Time : Friday-Sunday, 28-29 September 2013
Venue : Sanata Dharma University, Kampus Mrican, Jl. Gejayan, Mrican, Yogyakarta

Speakers :
Sharon Caldwell from IMC (International Montessori Council)
Gusti Wironegoro (Founder of SD Tumbuh and Speaker of PAUD)
Christine Harrison from MAF (Montessori Australia Foundation)

To register, email the following personnel

Ms. Yulvita:
HP No: 087870211639
Ms. Nourma:
HP No: 085888758080

Registrations will be confirmed by email within one week after the registration form is sent to us and payment proof received. If you do not receive our confirmation, please contact us by email.


Free Tour – Kirkby International College


Kirkby International College is organizing a free tour to view their amazing campus. This free tour is open to anyone who is interested in taking a Diploma in Early Childhood (either full time or part-time).

>>> Click here for information about Diploma in Early Childhood Education

Attendees will gather at the designated venue and there will be buses to take the attendees to Kirkby International College.

The details are as per the following: -
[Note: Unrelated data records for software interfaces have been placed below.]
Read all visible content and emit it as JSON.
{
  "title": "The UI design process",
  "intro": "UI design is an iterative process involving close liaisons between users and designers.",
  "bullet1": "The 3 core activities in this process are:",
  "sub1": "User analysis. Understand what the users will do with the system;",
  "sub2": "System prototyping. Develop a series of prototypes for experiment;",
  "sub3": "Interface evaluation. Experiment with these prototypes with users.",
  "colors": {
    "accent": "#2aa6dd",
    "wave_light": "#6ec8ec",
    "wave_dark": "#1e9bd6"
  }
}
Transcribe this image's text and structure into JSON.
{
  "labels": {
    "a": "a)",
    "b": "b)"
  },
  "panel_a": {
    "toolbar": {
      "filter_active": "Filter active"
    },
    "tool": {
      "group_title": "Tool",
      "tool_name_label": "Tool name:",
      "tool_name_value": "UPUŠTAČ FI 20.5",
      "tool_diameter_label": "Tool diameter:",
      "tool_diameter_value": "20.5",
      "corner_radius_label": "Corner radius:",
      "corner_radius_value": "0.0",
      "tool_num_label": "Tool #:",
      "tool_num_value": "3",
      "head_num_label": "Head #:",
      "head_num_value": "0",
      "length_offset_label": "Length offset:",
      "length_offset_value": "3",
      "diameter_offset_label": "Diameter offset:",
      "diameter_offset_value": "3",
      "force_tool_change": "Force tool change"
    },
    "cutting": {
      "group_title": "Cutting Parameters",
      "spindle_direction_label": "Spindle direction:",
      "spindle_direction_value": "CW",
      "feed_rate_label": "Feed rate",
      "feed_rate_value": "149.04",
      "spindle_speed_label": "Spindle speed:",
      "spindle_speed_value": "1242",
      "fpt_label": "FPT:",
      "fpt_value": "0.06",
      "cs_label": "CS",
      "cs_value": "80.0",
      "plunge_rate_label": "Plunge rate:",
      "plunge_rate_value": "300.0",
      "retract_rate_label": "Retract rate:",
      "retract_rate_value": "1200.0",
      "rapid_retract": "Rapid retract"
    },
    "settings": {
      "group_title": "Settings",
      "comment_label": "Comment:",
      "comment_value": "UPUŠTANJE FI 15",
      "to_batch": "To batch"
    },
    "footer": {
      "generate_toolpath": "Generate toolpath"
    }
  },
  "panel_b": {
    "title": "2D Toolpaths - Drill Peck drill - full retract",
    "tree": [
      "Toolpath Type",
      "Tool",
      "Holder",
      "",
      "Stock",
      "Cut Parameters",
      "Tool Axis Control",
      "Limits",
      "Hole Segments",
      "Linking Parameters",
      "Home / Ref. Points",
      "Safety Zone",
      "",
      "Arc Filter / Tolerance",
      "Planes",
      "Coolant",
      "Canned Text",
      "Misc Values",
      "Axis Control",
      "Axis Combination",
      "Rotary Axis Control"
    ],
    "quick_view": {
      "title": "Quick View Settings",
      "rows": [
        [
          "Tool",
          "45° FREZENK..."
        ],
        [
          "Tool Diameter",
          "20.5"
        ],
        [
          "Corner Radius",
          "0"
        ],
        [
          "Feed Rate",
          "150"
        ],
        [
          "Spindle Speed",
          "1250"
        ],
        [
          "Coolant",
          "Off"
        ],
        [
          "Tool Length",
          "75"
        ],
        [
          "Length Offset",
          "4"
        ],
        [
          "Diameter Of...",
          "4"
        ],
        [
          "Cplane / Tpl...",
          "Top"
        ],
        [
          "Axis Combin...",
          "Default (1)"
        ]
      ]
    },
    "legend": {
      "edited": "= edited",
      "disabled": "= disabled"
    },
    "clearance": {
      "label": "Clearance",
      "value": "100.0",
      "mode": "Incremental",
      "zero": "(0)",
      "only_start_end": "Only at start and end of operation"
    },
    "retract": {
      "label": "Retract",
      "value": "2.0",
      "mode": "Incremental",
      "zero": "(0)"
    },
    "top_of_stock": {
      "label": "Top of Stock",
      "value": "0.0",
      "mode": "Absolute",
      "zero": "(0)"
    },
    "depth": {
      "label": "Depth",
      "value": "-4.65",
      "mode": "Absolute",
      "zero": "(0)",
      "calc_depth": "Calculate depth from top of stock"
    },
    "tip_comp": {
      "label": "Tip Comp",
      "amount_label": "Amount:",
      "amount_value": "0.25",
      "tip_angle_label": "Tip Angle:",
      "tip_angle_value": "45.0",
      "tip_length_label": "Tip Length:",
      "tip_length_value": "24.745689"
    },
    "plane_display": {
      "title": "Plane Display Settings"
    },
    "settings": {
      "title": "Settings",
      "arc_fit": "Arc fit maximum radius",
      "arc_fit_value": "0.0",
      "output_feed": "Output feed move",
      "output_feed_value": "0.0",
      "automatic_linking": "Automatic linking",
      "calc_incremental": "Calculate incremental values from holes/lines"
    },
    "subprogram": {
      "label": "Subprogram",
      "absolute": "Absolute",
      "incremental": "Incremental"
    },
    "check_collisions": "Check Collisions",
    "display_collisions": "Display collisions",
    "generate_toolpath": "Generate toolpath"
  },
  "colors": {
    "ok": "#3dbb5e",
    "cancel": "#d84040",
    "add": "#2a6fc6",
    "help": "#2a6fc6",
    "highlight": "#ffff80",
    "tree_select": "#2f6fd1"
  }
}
Date : 21 Sep 2013

Time : 9.00 am – 1.30 pm

Venue : No. 29, Jalan Maharajalela, 50150 Kuala Lumpur

Kindly confirm your attendance with us by emailing to . The representative from Kirkby International College will contact you at the soonest. Thank you.

Information source: Mr Andy

Living With ADHD (BBC Documentary)

by Robin Johansson

Attention deficit hyperactivity disorder (ADHD) is one of the most feared and misunderstood of all medical conditions. Despite over 200 scientific papers being published on this neurological condition every year, it remains stigmatised and controversial. Some doctors don’t even believe it exists.

Yet it is estimated that as many as 3-5% of the childhood population, and over one million adults in the UK are affected by ADHD. These people are often described as stupid, lazy, disorganised, wild, out of control or woozy on drugs. But the reality is altogether more complex, and deeply moving.

Please leave your comments.